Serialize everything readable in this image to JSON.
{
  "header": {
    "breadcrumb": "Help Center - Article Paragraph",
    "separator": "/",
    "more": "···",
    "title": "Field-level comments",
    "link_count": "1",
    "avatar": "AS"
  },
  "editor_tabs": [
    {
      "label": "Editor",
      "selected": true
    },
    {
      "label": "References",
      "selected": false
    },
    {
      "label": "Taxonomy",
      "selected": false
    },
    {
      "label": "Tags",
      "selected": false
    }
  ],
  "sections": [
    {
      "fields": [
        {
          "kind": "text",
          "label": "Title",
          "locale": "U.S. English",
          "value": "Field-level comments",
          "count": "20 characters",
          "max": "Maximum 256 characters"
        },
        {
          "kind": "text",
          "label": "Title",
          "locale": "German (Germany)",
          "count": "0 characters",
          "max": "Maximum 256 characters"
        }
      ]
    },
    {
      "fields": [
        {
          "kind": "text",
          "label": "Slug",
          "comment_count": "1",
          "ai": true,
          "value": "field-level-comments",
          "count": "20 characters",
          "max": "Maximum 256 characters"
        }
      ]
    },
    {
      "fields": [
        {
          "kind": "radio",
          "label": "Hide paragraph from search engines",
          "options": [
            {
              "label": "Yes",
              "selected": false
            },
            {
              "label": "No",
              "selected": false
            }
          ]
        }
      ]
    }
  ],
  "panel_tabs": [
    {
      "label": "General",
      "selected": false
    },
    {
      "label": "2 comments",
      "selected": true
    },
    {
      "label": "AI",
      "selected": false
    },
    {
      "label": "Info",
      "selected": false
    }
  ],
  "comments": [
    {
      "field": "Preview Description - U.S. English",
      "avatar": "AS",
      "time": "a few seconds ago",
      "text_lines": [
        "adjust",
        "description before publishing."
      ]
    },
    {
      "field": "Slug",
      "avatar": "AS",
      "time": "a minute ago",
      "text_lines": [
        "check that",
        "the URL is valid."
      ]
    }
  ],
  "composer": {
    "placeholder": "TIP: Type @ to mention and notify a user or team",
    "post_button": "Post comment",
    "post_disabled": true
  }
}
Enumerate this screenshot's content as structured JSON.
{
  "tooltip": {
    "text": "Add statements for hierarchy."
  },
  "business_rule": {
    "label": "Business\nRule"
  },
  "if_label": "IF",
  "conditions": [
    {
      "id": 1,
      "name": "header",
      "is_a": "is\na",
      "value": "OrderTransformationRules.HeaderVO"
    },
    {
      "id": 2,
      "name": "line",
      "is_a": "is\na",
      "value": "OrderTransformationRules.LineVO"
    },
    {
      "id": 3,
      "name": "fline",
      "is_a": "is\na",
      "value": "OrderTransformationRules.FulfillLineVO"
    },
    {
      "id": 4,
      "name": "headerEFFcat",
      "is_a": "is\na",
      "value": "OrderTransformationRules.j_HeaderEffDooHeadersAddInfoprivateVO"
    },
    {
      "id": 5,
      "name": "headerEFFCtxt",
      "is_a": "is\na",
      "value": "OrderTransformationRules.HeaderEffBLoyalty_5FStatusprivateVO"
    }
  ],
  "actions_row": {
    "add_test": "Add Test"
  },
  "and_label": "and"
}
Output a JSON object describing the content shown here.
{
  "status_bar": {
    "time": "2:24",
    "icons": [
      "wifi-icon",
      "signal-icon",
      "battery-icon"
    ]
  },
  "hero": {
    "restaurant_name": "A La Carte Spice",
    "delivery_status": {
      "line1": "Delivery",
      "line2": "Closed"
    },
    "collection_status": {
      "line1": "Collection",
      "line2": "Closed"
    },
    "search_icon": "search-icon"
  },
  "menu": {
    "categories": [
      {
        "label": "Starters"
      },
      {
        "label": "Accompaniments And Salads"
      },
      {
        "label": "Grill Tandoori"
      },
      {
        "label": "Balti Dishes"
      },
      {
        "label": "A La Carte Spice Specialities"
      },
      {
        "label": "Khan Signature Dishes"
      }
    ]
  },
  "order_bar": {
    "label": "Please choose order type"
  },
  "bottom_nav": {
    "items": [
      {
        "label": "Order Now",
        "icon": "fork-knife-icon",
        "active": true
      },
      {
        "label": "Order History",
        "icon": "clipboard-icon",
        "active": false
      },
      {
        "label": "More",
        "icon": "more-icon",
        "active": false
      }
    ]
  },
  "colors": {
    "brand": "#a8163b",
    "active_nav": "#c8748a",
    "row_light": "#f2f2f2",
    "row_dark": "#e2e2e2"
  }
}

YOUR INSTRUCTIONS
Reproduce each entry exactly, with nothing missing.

ANSWER SPACE
Serialize everything readable in this image to JSON.
{
  "header": {
    "breadcrumb": "Help Center - Article Paragraph",
    "separator": "/",
    "more": "···",
    "title": "Field-level comments",
    "link_count": "1",
    "avatar": "AS"
  },
  "editor_tabs": [
    {
      "label": "Editor",
      "selected": true
    },
    {
      "label": "References",
      "selected": false
    },
    {
      "label": "Taxonomy",
      "selected": false
    },
    {
      "label": "Tags",
      "selected": false
    }
  ],
  "sections": [
    {
      "fields": [
        {
          "kind": "text",
          "label": "Title",
          "locale": "U.S. English",
          "value": "Field-level comments",
          "count": "20 characters",
          "max": "Maximum 256 characters"
        },
        {
          "kind": "text",
          "label": "Title",
          "locale": "German (Germany)",
          "count": "0 characters",
          "max": "Maximum 256 characters"
        }
      ]
    },
    {
      "fields": [
        {
          "kind": "text",
          "label": "Slug",
          "comment_count": "1",
          "ai": true,
          "value": "field-level-comments",
          "count": "20 characters",
          "max": "Maximum 256 characters"
        }
      ]
    },
    {
      "fields": [
        {
          "kind": "radio",
          "label": "Hide paragraph from search engines",
          "options": [
            {
              "label": "Yes",
              "selected": false
            },
            {
              "label": "No",
              "selected": false
            }
          ]
        }
      ]
    }
  ],
  "panel_tabs": [
    {
      "label": "General",
      "selected": false
    },
    {
      "label": "2 comments",
      "selected": true
    },
    {
      "label": "AI",
      "selected": false
    },
    {
      "label": "Info",
      "selected": false
    }
  ],
  "comments": [
    {
      "field": "Preview Description - U.S. English",
      "avatar": "AS",
      "time": "a few seconds ago",
      "text_lines": [
        "adjust",
        "description before publishing."
      ]
    },
    {
      "field": "Slug",
      "avatar": "AS",
      "time": "a minute ago",
      "text_lines": [
        "check that",
        "the URL is valid."
      ]
    }
  ],
  "composer": {
    "placeholder": "TIP: Type @ to mention and notify a user or team",
    "post_button": "Post comment",
    "post_disabled": true
  }
}
Enumerate this screenshot's content as structured JSON.
{
  "tooltip": {
    "text": "Add statements for hierarchy."
  },
  "business_rule": {
    "label": "Business\nRule"
  },
  "if_label": "IF",
  "conditions": [
    {
      "id": 1,
      "name": "header",
      "is_a": "is\na",
      "value": "OrderTransformationRules.HeaderVO"
    },
    {
      "id": 2,
      "name": "line",
      "is_a": "is\na",
      "value": "OrderTransformationRules.LineVO"
    },
    {
      "id": 3,
      "name": "fline",
      "is_a": "is\na",
      "value": "OrderTransformationRules.FulfillLineVO"
    },
    {
      "id": 4,
      "name": "headerEFFcat",
      "is_a": "is\na",
      "value": "OrderTransformationRules.j_HeaderEffDooHeadersAddInfoprivateVO"
    },
    {
      "id": 5,
      "name": "headerEFFCtxt",
      "is_a": "is\na",
      "value": "OrderTransformationRules.HeaderEffBLoyalty_5FStatusprivateVO"
    }
  ],
  "actions_row": {
    "add_test": "Add Test"
  },
  "and_label": "and"
}
Output a JSON object describing the content shown here.
{
  "status_bar": {
    "time": "2:24",
    "icons": [
      "wifi-icon",
      "signal-icon",
      "battery-icon"
    ]
  },
  "hero": {
    "restaurant_name": "A La Carte Spice",
    "delivery_status": {
      "line1": "Delivery",
      "line2": "Closed"
    },
    "collection_status": {
      "line1": "Collection",
      "line2": "Closed"
    },
    "search_icon": "search-icon"
  },
  "menu": {
    "categories": [
      {
        "label": "Starters"
      },
      {
        "label": "Accompaniments And Salads"
      },
      {
        "label": "Grill Tandoori"
      },
      {
        "label": "Balti Dishes"
      },
      {
        "label": "A La Carte Spice Specialities"
      },
      {
        "label": "Khan Signature Dishes"
      }
    ]
  },
  "order_bar": {
    "label": "Please choose order type"
  },
  "bottom_nav": {
    "items": [
      {
        "label": "Order Now",
        "icon": "fork-knife-icon",
        "active": true
      },
      {
        "label": "Order History",
        "icon": "clipboard-icon",
        "active": false
      },
      {
        "label": "More",
        "icon": "more-icon",
        "active": false
      }
    ]
  },
  "colors": {
    "brand": "#a8163b",
    "active_nav": "#c8748a",
    "row_light": "#f2f2f2",
    "row_dark": "#e2e2e2"
  }
}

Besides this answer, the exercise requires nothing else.